> What is needed: The full set of entries needs to be reproduced exactly.

> Given records:
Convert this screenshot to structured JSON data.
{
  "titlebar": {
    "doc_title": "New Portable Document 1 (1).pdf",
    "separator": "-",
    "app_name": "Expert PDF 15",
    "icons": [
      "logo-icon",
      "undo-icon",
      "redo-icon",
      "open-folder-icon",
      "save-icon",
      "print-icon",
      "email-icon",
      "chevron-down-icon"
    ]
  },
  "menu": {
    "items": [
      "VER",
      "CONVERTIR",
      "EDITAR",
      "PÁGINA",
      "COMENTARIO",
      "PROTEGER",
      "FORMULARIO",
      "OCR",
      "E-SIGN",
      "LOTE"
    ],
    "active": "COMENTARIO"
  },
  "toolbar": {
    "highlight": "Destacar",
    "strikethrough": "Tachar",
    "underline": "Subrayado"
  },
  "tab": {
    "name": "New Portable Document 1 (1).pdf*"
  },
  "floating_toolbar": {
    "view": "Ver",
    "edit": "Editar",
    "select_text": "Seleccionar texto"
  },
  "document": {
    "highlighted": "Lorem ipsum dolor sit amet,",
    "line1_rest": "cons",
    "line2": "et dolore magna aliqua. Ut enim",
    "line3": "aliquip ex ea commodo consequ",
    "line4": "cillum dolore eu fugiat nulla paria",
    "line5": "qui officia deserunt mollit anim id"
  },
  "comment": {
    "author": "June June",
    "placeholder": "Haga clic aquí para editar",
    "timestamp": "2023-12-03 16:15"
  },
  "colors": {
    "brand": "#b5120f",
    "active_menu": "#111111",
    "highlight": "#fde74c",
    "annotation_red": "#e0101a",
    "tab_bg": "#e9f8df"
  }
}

> Solution for this problem:
Convert this screenshot to structured JSON data.
{
  "titlebar": {
    "doc_title": "New Portable Document 1 (1).pdf",
    "separator": "-",
    "app_name": "Expert PDF 15",
    "icons": [
      "logo-icon",
      "undo-icon",
      "redo-icon",
      "open-folder-icon",
      "save-icon",
      "print-icon",
      "email-icon",
      "chevron-down-icon"
    ]
  },
  "menu": {
    "items": [
      "VER",
      "CONVERTIR",
      "EDITAR",
      "PÁGINA",
      "COMENTARIO",
      "PROTEGER",
      "FORMULARIO",
      "OCR",
      "E-SIGN",
      "LOTE"
    ],
    "active": "COMENTARIO"
  },
  "toolbar": {
    "highlight": "Destacar",
    "strikethrough": "Tachar",
    "underline": "Subrayado"
  },
  "tab": {
    "name": "New Portable Document 1 (1).pdf*"
  },
  "floating_toolbar": {
    "view": "Ver",
    "edit": "Editar",
    "select_text": "Seleccionar texto"
  },
  "document": {
    "highlighted": "Lorem ipsum dolor sit amet,",
    "line1_rest": "cons",
    "line2": "et dolore magna aliqua. Ut enim",
    "line3": "aliquip ex ea commodo consequ",
    "line4": "cillum dolore eu fugiat nulla paria",
    "line5": "qui officia deserunt mollit anim id"
  },
  "comment": {
    "author": "June June",
    "placeholder": "Haga clic aquí para editar",
    "timestamp": "2023-12-03 16:15"
  },
  "colors": {
    "brand": "#b5120f",
    "active_menu": "#111111",
    "highlight": "#fde74c",
    "annotation_red": "#e0101a",
    "tab_bg": "#e9f8df"
  }
}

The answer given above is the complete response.